### Requirement
Your answer should be the lines of the data below that contain "screenshot".

[Data items]
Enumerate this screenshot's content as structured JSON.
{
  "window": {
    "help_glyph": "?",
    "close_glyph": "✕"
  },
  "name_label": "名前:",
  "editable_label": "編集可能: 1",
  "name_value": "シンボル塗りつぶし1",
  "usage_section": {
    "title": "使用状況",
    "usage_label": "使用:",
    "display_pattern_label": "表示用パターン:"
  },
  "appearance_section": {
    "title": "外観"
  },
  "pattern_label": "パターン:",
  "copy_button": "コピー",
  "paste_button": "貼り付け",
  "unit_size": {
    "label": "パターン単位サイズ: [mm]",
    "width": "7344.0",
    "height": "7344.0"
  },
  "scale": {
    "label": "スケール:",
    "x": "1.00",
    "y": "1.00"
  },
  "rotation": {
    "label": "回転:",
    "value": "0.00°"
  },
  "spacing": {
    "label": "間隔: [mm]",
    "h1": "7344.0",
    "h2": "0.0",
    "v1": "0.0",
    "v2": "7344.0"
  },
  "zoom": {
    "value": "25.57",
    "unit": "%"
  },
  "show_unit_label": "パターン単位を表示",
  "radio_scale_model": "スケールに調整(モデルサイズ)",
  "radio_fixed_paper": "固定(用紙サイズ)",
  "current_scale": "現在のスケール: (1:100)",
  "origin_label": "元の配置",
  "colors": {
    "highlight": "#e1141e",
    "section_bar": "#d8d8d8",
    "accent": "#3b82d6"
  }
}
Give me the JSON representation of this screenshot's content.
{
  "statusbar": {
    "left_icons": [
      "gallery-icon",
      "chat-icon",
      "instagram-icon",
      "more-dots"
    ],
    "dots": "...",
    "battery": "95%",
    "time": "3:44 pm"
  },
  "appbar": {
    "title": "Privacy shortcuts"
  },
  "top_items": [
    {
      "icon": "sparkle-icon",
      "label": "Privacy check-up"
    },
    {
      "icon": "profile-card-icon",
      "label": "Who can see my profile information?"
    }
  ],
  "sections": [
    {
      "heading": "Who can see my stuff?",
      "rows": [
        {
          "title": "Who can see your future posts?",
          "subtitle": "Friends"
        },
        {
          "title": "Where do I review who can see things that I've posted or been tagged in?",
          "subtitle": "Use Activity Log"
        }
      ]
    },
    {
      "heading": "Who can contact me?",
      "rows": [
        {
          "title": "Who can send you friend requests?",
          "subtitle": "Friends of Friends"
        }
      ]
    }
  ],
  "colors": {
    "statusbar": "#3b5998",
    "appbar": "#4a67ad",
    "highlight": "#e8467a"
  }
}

### Answer box
Enumerate this screenshot's content as structured JSON.
Give me the JSON representation of this screenshot's content.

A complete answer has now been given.